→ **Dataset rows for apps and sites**
☆ ☆ ☆ ☆ ☆
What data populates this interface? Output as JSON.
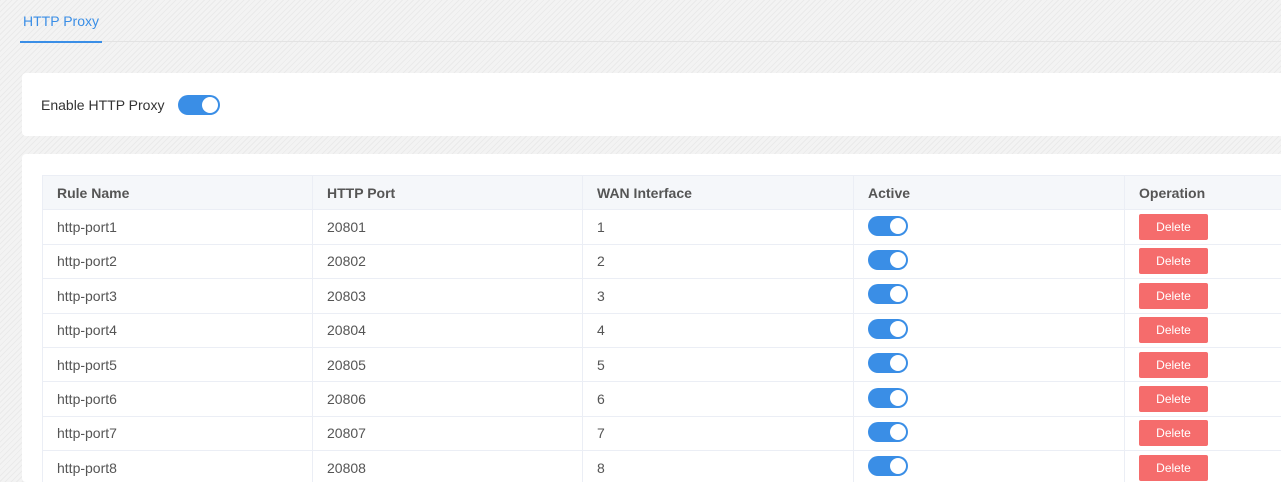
{
  "tabs": [
    {
      "label": "HTTP Proxy",
      "active": true
    }
  ],
  "enable": {
    "label": "Enable HTTP Proxy",
    "on": true
  },
  "table": {
    "headers": [
      "Rule Name",
      "HTTP Port",
      "WAN Interface",
      "Active",
      "Operation"
    ],
    "delete_label": "Delete",
    "rows": [
      {
        "name": "http-port1",
        "port": "20801",
        "wan": "1",
        "active": true
      },
      {
        "name": "http-port2",
        "port": "20802",
        "wan": "2",
        "active": true
      },
      {
        "name": "http-port3",
        "port": "20803",
        "wan": "3",
        "active": true
      },
      {
        "name": "http-port4",
        "port": "20804",
        "wan": "4",
        "active": true
      },
      {
        "name": "http-port5",
        "port": "20805",
        "wan": "5",
        "active": true
      },
      {
        "name": "http-port6",
        "port": "20806",
        "wan": "6",
        "active": true
      },
      {
        "name": "http-port7",
        "port": "20807",
        "wan": "7",
        "active": true
      },
      {
        "name": "http-port8",
        "port": "20808",
        "wan": "8",
        "active": true
      }
    ]
  },
  "colors": {
    "accent": "#3a8ee6",
    "danger": "#f56c6c"
  }
}
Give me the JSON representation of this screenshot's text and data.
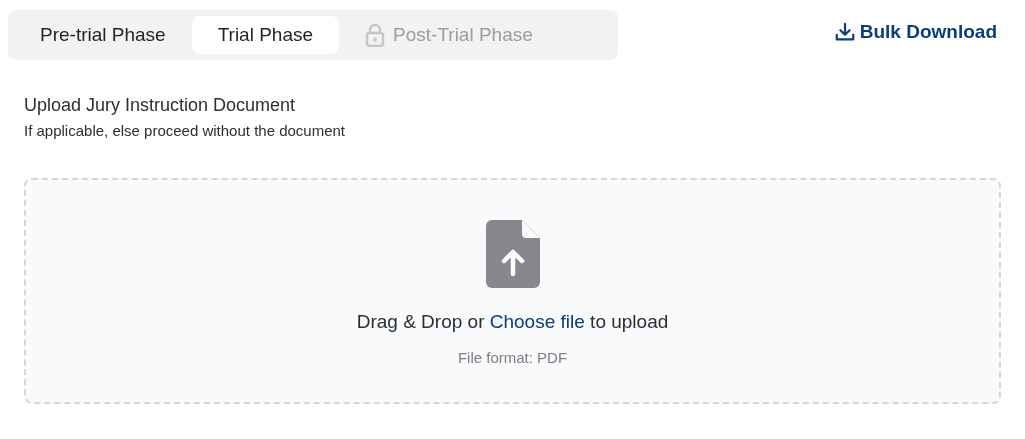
{
  "tabs": [
    {
      "label": "Pre-trial Phase",
      "selected": false,
      "locked": false
    },
    {
      "label": "Trial Phase",
      "selected": true,
      "locked": false
    },
    {
      "label": "Post-Trial Phase",
      "selected": false,
      "locked": true
    }
  ],
  "bulk_download": {
    "label": "Bulk Download"
  },
  "upload": {
    "title": "Upload Jury Instruction Document",
    "subtitle": "If applicable, else proceed without the document",
    "dropzone": {
      "prompt_before": "Drag & Drop or",
      "link": "Choose file",
      "prompt_after": "to upload",
      "format_note": "File format: PDF"
    }
  }
}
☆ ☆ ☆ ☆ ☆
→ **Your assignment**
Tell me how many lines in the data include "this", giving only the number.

→ **The answer**
2